John Harris, "A Cerebral Fix"
source?, January ?, 1991
THE PLACE of the B-side in '90s pop culture is small; it's an irritating encumbrance on lazy artists, most of whom see fit to fill it with some pointless remix or yawn-inducing instrumental.
Not so The Fall. Their prolific 45 output has always been augmented by a series of weird, difficult and often baffling slices of Mark E Smith's prickly genius.
Between '84 and '89, the Fall's singles gradually took on the mantle of commerciality, as the sun-soaked Californian sensibility of Brix Smith pushed Mark away from his dank Manc underworld towards the charts. Fall B-sides, however, stayed as strange as the band's pre-Brix gear.
The work collected here has a weird appeal. There are few hooklines to send you running to the turntable for a further fix, few songs that grab your attention instantly. Indeed, the first few spins are unproductive - the record seems to have collected moments that are far too esoteric, off-the-wall and clever-clever for any kind of enjoyment.
What drags you back, however, are those fascinating qualities possessed by all Fall tunes. Can you resist repeat prescriptions of the band's peculiar rhythms and scratchy arrangements? Can you refuse further doses of Mark's oddball poetry?
Of course not. While most bands revel in the obvious, making music that infects your feet but comes nowhere near your cranium, Fall songs specialise in the cerebral - as a result, pieces like 'Vixen', 'Pat-Trip Dispenser', the puzzling 'Sleep Debt Snatches' and 'Lucifer Over Lancashire' (among others) are compulsive, addictive listening, shedding light on the weird mind of Mark E. "McGinty thought he could fool The Fall with his imitation speeds [sic]," he drawls on 'Dispenser'. "But he hadn't accounted for their psychic nose". Quite.
For a definitive piece of strangeness, meanwhile, check out 'Guest Informant', the stroke of genius that closed the 'Frenz Experiment' LP. "In the morning stock of another Sunday over," recalls Mark, "the miserable Scottish hotel resembled a Genesis or Marillion 1973 LP cover - the hotel staff had been dismissed - it was me with the hoover. . .and the OAPs". The man really should write a book.
But there's more. Who was the "superhero in harlequin kecks" who "couldn't tell Lou Reed from the Who" [sic] mentioned in 'Shoulder Pads'? And did Mark really come across the burglars, brass bands and plane crashes described in 'Auto Tech Pilot'?

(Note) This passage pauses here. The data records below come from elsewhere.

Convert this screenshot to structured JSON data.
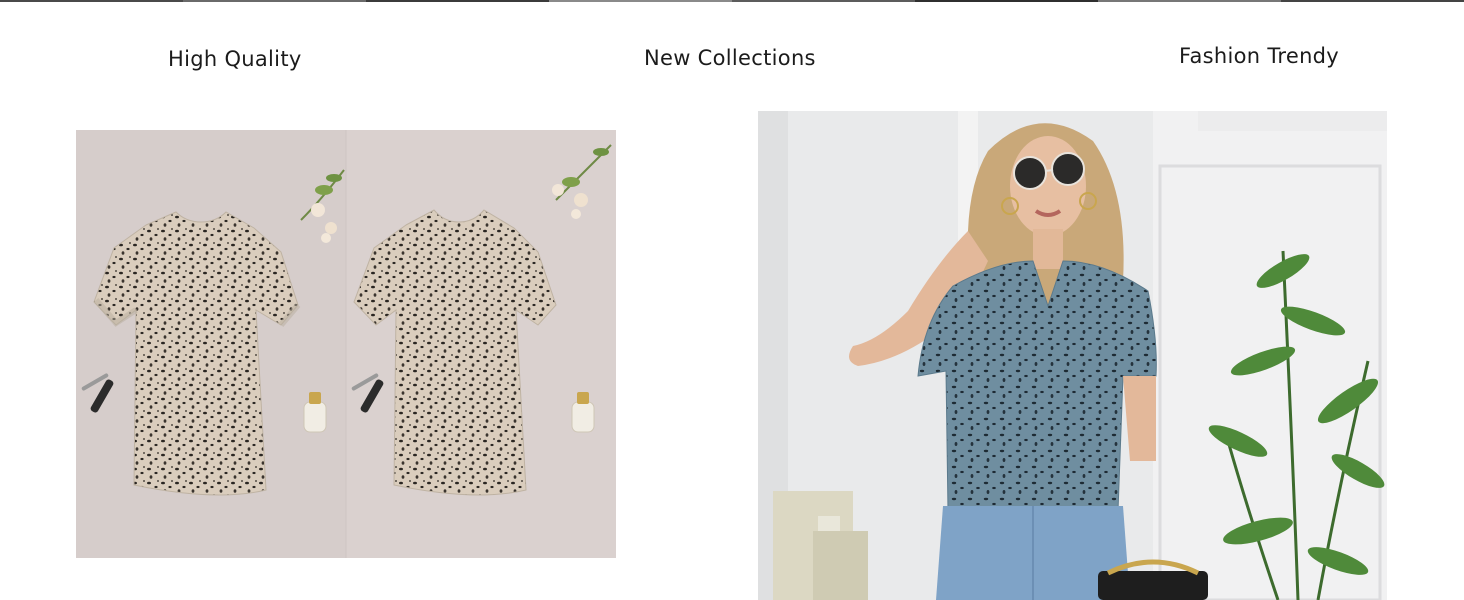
{
  "headings": {
    "left": "High Quality",
    "center": "New Collections",
    "right": "Fashion Trendy"
  },
  "images": {
    "flatlay": {
      "icon": "leopard-print-blouse-flatlay-image"
    },
    "model": {
      "icon": "woman-in-blue-print-blouse-image"
    }
  },
  "colors": {
    "background": "#ffffff",
    "heading_text": "#1b1b1b",
    "flatlay_backdrop": "#d8cfcd",
    "blouse_beige": "#d9cdbd",
    "blouse_blue": "#6f8ea0"
  }
}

Welcome - once again - to the wonderful and frightening world of The Fall.